Giannoulias, after his move to a DI program, does not discredit the caliber of DIII.
“In some respect, the difference comes down to athleticism and size,” he said. “As far as shooting and fundamentals…I think Division III is right up there.”
Upon graduating from Boston University cum laude with a degree in economics, the former Maroon did not stop playing basketball. In Chicago’s 1994–1995 media guide, Giannoulias’ biography said that, “he would like to play professional basketball in Greece.”
And that is exactly what he did with the Greek Basket League’s Panionios.
In spite of all the basketball success, Giannoulias never forgot where he came from.
“To go [to the University of Chicago] and then BU and then overseas—it was a great set of circumstances, and I love that school,” he said.
Giannoulias’ basketball career ended with Panionios in 1999 after a one-year stint.
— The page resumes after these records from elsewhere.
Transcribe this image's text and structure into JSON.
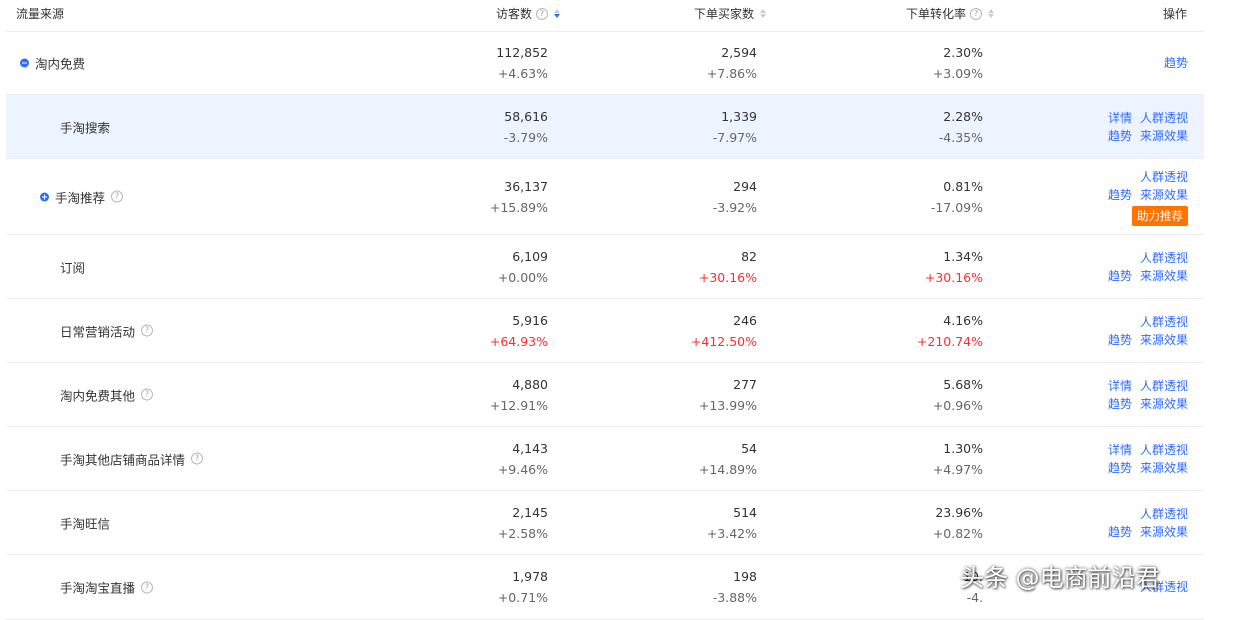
{
  "header": {
    "source": "流量来源",
    "visitors": "访客数",
    "buyers": "下单买家数",
    "conversion": "下单转化率",
    "actions": "操作"
  },
  "rows": [
    {
      "name": "淘内免费",
      "expand": "minus",
      "help": false,
      "highlight": false,
      "visitors": "112,852",
      "visitors_delta": "+4.63%",
      "visitors_red": false,
      "buyers": "2,594",
      "buyers_delta": "+7.86%",
      "buyers_red": false,
      "conv": "2.30%",
      "conv_delta": "+3.09%",
      "conv_red": false,
      "ops_line1": [],
      "ops_line2": [
        "趋势"
      ],
      "badge": ""
    },
    {
      "name": "手淘搜索",
      "expand": "",
      "help": false,
      "highlight": true,
      "visitors": "58,616",
      "visitors_delta": "-3.79%",
      "visitors_red": false,
      "buyers": "1,339",
      "buyers_delta": "-7.97%",
      "buyers_red": false,
      "conv": "2.28%",
      "conv_delta": "-4.35%",
      "conv_red": false,
      "ops_line1": [
        "详情",
        "人群透视"
      ],
      "ops_line2": [
        "趋势",
        "来源效果"
      ],
      "badge": ""
    },
    {
      "name": "手淘推荐",
      "expand": "plus",
      "help": true,
      "highlight": false,
      "visitors": "36,137",
      "visitors_delta": "+15.89%",
      "visitors_red": false,
      "buyers": "294",
      "buyers_delta": "-3.92%",
      "buyers_red": false,
      "conv": "0.81%",
      "conv_delta": "-17.09%",
      "conv_red": false,
      "ops_line1": [
        "人群透视"
      ],
      "ops_line2": [
        "趋势",
        "来源效果"
      ],
      "badge": "助力推荐"
    },
    {
      "name": "订阅",
      "expand": "",
      "help": false,
      "highlight": false,
      "visitors": "6,109",
      "visitors_delta": "+0.00%",
      "visitors_red": false,
      "buyers": "82",
      "buyers_delta": "+30.16%",
      "buyers_red": true,
      "conv": "1.34%",
      "conv_delta": "+30.16%",
      "conv_red": true,
      "ops_line1": [
        "人群透视"
      ],
      "ops_line2": [
        "趋势",
        "来源效果"
      ],
      "badge": ""
    },
    {
      "name": "日常营销活动",
      "expand": "",
      "help": true,
      "highlight": false,
      "visitors": "5,916",
      "visitors_delta": "+64.93%",
      "visitors_red": true,
      "buyers": "246",
      "buyers_delta": "+412.50%",
      "buyers_red": true,
      "conv": "4.16%",
      "conv_delta": "+210.74%",
      "conv_red": true,
      "ops_line1": [
        "人群透视"
      ],
      "ops_line2": [
        "趋势",
        "来源效果"
      ],
      "badge": ""
    },
    {
      "name": "淘内免费其他",
      "expand": "",
      "help": true,
      "highlight": false,
      "visitors": "4,880",
      "visitors_delta": "+12.91%",
      "visitors_red": false,
      "buyers": "277",
      "buyers_delta": "+13.99%",
      "buyers_red": false,
      "conv": "5.68%",
      "conv_delta": "+0.96%",
      "conv_red": false,
      "ops_line1": [
        "详情",
        "人群透视"
      ],
      "ops_line2": [
        "趋势",
        "来源效果"
      ],
      "badge": ""
    },
    {
      "name": "手淘其他店铺商品详情",
      "expand": "",
      "help": true,
      "highlight": false,
      "visitors": "4,143",
      "visitors_delta": "+9.46%",
      "visitors_red": false,
      "buyers": "54",
      "buyers_delta": "+14.89%",
      "buyers_red": false,
      "conv": "1.30%",
      "conv_delta": "+4.97%",
      "conv_red": false,
      "ops_line1": [
        "详情",
        "人群透视"
      ],
      "ops_line2": [
        "趋势",
        "来源效果"
      ],
      "badge": ""
    },
    {
      "name": "手淘旺信",
      "expand": "",
      "help": false,
      "highlight": false,
      "visitors": "2,145",
      "visitors_delta": "+2.58%",
      "visitors_red": false,
      "buyers": "514",
      "buyers_delta": "+3.42%",
      "buyers_red": false,
      "conv": "23.96%",
      "conv_delta": "+0.82%",
      "conv_red": false,
      "ops_line1": [
        "人群透视"
      ],
      "ops_line2": [
        "趋势",
        "来源效果"
      ],
      "badge": ""
    },
    {
      "name": "手淘淘宝直播",
      "expand": "",
      "help": true,
      "highlight": false,
      "visitors": "1,978",
      "visitors_delta": "+0.71%",
      "visitors_red": false,
      "buyers": "198",
      "buyers_delta": "-3.88%",
      "buyers_red": false,
      "conv": "10.",
      "conv_delta": "-4.",
      "conv_red": false,
      "ops_line1": [
        "人群透视"
      ],
      "ops_line2": [],
      "badge": ""
    }
  ],
  "watermark": "头条 @电商前沿君"
}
He then pursued a career in business and politics, receiving his JD from Tulane University’s Law School.
With his collegiate and professional basketball career over, Giannoulias had no idea that he was yet to receive the most attention he would ever garner for shooting hoops.
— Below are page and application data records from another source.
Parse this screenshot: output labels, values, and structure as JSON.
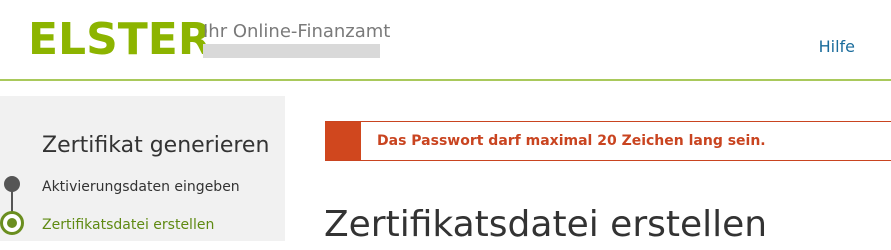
{
  "header": {
    "logo_text": "ELSTER",
    "tagline": "Ihr Online-Finanzamt",
    "help_label": "Hilfe"
  },
  "sidebar": {
    "title": "Zertifikat generieren",
    "steps": [
      {
        "label": "Aktivierungsdaten eingeben",
        "state": "completed"
      },
      {
        "label": "Zertifikatsdatei erstellen",
        "state": "current"
      }
    ]
  },
  "main": {
    "alert_message": "Das Passwort darf maximal 20 Zeichen lang sein.",
    "page_title": "Zertifikatsdatei erstellen"
  },
  "colors": {
    "brand_green": "#8cb400",
    "active_step_green": "#5f8a12",
    "error_red": "#c94420",
    "link_blue": "#1a6c9c"
  },
  "icons": {
    "completed_step": "filled-circle-icon",
    "current_step": "ring-circle-icon",
    "alert_marker": "error-marker-icon"
  }
}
While a first-year at UChicago, Giannoulias played his first pick-up basketball game on campus with then-Senior Lecturer Barack Obama.
Nine years later, Giannoulias was helping raise funds for Obama’s run for Senate in 2003.
And on November 4, 2008, Election Day, the former Maroon shooting guard played basketball with the man who would soon become the next president of the United States.
Giannoulias was quick to say who the better player is.
“I’m 15 years younger than him, so I have a pretty good advantage there,” he said. “[Obama’s] a great player, he’s a great competitor, he plays really hard, and we have a lot of respect for each other on the court.”
When Giannoulias ran for Senate in 2010, Obama was not the only basketball-playing friend that supported him.
“I went to a couple of fundraisers with a lot of his former teammates,” McGrath said.
Although the former Chicago standout lost the tight race, he continued to keep contact with both the President and the Maroons.
The President’s role as a national figure has not deterred the athletic competition between Obama and Giannoulias, and when asked if the two would play basketball this election day, Giannoulias said, “Possibly.”
The University of Chicago may have been known as setting the foundation for the established politician Alexi Giannoulias. Now, the institution can also be known for setting the foundation for basketball-standout Alexi Giannoulias.